County to see $90.4 million from the American Rescue Plan, cities will get additional funds based on different qualifiers for population size
TULARE COUNTY – The American Rescue Plan, the Biden administration’s first legislative win will send $65.1 billion in aid to every city, town and village in the country, and Tulare County will see a $90.42 million share of the COVID relief pot.
Cities and towns within Tulare County will see their own shares as well, independent of the $90.42 million for the county:
- Visalia: $32.54 million
- Porterville: $20.73 million
- Tulare: $17.78 million
- Dinuba: $4.6 million
- Lindsay: $2.53 million
- Farmersville: $2.01 million
- Exeter: $1.97 million
- Woodlake: $1.44 million
Upon certification, which cities must actively seek, allocation of funds will come in two phases 12 months apart. Cities with populations above 50,000—Visalia, Porterville and Tulare—will receive their funds directly from the U.S. Treasury, while smaller non-entitlement cities and towns will receive their allocations through the state. Non-entitlement cities cannot receive more than 75% of the city’s most recent budget.
City managers in Tulare County are waiting to commit to any statements on what they might use the funds for as firm guidelines on allowable uses have yet to surface, but per League of California Cities, the legislation has a wide purview of allowable uses.
A wide open description of allowable uses in the legislation included responding to COVID-19 or its negative economic impacts by assisting households, small businesses and nonprofits, or aid to industries such as tourism, travel and hospitality.

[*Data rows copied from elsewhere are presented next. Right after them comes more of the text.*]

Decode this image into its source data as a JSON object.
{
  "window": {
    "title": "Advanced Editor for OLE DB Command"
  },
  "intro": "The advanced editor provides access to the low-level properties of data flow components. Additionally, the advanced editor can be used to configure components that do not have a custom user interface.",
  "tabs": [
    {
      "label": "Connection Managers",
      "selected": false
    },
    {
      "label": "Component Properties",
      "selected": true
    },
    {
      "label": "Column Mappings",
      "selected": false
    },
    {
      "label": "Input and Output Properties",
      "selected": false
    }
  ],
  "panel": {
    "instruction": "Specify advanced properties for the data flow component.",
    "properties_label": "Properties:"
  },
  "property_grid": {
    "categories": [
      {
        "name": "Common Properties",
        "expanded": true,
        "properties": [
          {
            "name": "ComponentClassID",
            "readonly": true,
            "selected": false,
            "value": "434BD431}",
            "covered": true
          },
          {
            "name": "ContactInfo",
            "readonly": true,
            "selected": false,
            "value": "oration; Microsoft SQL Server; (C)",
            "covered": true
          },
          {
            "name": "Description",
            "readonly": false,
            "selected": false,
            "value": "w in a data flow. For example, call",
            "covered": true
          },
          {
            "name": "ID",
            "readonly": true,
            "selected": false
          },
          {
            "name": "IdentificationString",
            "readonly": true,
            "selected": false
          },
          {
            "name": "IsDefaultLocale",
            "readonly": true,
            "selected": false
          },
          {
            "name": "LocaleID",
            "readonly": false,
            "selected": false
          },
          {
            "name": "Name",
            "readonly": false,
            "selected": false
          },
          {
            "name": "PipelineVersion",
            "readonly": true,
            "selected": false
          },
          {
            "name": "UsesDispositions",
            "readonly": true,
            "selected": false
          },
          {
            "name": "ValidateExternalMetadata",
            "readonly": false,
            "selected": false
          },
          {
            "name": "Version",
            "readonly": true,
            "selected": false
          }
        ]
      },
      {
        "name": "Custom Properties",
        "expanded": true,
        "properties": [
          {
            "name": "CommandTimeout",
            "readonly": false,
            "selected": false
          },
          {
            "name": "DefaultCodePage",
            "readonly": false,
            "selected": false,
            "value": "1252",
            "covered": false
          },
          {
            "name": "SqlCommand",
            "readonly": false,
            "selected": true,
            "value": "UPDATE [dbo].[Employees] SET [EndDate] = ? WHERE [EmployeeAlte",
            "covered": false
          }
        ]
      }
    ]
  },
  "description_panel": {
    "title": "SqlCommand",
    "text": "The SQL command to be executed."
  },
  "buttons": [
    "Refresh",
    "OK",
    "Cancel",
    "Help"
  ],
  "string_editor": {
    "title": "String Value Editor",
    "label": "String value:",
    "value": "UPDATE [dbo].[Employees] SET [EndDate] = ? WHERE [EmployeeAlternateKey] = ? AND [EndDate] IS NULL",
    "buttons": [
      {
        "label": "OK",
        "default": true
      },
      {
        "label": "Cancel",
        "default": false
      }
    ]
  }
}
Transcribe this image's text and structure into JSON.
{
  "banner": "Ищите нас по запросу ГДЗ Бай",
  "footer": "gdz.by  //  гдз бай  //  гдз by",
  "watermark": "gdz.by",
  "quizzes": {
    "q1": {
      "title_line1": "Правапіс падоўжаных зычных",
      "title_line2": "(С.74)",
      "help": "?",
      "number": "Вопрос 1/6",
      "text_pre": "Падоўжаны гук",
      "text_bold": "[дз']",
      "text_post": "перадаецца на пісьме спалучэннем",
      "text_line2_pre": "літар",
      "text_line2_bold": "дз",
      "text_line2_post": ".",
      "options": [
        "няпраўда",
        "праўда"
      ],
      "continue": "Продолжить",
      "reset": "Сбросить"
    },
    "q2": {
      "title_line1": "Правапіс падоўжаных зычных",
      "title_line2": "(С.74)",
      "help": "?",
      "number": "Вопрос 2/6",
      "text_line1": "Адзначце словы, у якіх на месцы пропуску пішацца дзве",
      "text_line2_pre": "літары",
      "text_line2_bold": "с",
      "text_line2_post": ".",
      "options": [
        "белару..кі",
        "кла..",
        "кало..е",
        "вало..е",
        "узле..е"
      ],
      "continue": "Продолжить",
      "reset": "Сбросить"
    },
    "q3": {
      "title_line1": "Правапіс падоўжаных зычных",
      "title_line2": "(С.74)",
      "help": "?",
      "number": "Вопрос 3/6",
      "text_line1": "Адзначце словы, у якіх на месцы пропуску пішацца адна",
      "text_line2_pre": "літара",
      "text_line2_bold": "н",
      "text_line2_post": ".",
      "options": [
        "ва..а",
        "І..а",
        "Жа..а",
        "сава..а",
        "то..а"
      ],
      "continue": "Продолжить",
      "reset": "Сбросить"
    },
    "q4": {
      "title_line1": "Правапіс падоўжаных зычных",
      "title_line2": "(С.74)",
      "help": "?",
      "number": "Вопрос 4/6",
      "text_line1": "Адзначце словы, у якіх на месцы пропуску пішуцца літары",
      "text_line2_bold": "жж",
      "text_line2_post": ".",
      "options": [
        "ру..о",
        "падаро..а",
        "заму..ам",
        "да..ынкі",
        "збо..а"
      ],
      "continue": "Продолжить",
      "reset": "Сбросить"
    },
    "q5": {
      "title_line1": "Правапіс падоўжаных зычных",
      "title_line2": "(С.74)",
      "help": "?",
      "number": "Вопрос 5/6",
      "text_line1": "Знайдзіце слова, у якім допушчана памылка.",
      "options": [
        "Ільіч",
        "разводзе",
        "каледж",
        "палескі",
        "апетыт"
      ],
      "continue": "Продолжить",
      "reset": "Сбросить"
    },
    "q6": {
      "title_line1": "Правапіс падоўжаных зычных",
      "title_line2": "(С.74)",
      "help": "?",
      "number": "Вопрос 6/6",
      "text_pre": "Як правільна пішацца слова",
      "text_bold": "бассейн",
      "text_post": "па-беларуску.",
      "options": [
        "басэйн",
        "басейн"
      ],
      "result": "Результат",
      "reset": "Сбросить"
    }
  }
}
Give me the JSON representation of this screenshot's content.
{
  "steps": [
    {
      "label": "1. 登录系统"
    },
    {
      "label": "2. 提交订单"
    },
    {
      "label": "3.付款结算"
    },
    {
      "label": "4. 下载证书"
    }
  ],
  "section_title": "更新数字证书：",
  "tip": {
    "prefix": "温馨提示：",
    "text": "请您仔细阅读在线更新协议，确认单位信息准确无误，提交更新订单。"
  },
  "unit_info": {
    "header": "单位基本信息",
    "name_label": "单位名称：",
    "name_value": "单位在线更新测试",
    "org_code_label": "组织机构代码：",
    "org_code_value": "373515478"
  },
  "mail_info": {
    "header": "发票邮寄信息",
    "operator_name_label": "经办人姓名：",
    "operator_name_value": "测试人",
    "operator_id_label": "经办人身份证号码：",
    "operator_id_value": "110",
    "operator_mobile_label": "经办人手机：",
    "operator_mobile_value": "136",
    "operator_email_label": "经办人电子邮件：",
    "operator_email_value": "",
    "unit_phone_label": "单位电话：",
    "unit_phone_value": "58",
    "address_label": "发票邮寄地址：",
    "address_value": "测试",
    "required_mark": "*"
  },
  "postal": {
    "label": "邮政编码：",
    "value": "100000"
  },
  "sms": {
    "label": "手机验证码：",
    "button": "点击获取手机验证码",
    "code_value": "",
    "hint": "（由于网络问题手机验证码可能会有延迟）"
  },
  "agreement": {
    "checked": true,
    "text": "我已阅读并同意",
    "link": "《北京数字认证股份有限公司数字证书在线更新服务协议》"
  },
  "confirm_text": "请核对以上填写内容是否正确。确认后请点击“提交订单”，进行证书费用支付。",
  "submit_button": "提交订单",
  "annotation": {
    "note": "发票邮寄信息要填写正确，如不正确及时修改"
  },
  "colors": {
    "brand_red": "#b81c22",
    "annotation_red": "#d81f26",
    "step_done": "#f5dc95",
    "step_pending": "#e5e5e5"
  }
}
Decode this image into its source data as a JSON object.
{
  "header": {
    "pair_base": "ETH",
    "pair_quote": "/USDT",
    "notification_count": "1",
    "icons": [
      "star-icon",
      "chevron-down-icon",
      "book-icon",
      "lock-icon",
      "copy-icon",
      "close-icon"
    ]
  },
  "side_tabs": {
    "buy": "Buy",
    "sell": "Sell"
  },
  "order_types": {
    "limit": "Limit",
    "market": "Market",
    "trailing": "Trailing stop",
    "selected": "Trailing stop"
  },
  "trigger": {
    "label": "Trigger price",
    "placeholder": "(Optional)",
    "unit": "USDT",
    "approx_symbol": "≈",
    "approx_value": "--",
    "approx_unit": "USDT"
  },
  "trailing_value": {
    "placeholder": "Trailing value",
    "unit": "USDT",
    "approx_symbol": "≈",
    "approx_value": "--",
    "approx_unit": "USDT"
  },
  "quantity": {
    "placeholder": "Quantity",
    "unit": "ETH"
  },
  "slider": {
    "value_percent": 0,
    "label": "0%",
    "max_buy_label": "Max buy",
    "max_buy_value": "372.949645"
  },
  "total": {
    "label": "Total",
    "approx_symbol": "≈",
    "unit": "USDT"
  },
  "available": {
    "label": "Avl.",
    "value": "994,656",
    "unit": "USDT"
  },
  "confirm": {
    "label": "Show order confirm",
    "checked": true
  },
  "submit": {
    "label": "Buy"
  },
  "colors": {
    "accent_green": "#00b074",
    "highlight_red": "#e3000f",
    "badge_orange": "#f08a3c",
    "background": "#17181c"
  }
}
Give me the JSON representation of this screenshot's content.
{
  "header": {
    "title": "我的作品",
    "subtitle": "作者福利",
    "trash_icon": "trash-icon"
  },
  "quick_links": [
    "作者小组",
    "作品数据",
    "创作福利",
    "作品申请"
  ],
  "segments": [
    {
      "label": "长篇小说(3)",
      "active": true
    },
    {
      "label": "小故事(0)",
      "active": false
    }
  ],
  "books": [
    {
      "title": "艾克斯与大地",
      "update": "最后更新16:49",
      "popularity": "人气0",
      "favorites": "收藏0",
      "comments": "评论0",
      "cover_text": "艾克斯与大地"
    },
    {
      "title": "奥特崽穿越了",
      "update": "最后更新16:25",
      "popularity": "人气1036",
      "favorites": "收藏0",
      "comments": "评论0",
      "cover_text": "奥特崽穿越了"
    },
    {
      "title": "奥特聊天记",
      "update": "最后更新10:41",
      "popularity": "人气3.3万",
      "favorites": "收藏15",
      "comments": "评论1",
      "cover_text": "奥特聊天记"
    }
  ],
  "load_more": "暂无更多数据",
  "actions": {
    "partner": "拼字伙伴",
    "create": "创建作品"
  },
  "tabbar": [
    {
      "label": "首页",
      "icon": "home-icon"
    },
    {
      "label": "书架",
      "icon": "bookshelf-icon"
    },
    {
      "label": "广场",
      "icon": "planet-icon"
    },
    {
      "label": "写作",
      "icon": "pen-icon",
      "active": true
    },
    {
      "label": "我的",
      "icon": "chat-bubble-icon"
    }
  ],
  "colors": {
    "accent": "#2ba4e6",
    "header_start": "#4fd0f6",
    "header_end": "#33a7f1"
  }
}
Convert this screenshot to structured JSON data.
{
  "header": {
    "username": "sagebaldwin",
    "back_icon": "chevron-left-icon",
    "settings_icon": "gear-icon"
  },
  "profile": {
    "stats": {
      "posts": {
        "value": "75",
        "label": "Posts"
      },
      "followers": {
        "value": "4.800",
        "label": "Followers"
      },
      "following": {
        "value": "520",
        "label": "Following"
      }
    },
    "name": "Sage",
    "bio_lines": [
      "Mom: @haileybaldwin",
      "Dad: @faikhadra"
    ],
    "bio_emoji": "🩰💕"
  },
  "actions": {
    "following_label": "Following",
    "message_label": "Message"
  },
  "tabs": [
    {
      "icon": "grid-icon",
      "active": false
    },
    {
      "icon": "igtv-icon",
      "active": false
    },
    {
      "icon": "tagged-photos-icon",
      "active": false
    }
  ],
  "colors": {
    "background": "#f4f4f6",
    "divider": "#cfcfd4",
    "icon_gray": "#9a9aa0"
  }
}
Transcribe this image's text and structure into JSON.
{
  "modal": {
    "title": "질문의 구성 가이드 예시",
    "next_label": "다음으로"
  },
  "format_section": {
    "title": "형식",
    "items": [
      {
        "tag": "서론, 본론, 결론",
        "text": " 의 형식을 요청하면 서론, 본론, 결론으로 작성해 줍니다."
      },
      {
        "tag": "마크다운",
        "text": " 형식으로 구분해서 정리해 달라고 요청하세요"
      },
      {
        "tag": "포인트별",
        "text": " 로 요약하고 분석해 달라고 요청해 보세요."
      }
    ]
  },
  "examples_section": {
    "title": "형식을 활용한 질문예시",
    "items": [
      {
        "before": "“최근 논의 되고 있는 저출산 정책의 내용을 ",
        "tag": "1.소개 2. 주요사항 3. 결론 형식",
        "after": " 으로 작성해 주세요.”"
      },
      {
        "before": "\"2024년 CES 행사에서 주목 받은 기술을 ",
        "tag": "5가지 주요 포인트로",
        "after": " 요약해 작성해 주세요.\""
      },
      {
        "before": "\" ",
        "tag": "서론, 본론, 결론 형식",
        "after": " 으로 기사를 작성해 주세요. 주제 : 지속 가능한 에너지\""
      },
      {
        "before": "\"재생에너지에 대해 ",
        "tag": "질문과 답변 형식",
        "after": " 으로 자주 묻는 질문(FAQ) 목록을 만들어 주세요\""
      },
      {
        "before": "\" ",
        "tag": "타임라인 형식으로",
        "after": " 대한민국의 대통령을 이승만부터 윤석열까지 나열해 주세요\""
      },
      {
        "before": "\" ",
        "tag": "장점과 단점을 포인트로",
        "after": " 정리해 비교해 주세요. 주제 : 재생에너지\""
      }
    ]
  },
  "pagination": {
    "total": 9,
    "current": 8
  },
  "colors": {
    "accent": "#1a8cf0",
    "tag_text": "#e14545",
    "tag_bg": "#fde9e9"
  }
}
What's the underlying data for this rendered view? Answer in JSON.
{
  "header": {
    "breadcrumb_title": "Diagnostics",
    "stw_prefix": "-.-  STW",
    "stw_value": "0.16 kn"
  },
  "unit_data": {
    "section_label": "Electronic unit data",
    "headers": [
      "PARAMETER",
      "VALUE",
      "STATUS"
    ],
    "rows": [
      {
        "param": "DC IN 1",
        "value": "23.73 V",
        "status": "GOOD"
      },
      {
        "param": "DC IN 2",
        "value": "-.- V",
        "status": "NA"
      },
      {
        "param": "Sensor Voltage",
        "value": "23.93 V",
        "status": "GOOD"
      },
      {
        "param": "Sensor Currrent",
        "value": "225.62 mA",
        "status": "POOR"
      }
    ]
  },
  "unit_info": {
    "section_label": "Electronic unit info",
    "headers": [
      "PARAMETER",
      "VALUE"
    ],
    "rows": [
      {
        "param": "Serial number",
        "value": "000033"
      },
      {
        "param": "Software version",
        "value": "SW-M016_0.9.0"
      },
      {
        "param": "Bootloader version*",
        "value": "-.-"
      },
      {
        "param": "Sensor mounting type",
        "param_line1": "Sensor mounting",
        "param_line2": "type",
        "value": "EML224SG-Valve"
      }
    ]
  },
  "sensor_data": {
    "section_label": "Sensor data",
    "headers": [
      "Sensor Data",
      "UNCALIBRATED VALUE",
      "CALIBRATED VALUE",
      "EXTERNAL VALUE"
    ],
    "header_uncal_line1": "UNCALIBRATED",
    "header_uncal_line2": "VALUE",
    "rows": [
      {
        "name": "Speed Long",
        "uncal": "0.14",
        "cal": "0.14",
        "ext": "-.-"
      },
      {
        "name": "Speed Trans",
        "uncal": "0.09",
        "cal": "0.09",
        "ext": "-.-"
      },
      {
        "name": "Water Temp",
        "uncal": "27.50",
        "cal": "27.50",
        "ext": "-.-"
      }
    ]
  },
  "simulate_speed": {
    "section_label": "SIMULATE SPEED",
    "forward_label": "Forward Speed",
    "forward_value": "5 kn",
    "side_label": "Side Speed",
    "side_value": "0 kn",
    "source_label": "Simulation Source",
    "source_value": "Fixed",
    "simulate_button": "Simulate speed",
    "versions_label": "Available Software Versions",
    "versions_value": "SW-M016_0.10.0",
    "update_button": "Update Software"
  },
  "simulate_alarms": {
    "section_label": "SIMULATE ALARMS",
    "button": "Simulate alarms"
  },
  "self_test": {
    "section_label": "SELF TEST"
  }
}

Additionally, American Rescue Plan funds may be used to provide premium pay to eligible workers performing essential work during the pandemic by providing grants to eligible employers. Municipalities can provide up to $13 per hour above regular wages.
Non-entitlement cities—Dinuba, Lindsay, Farmersville, Exeter, Woodlake and generally every city with a population lower than 50,000—may also use allocated funds to make up for lost revenue during the pandemic. Lost revenue could come from enterprise funds from ratepayers—for example, residents who may not have been able to pay their water or sewer bills during the pandemic—as property values and sales taxes did not fall in the area.
Finally, cities of all sizes may make investments in water, sewer, or broadband infrastructure.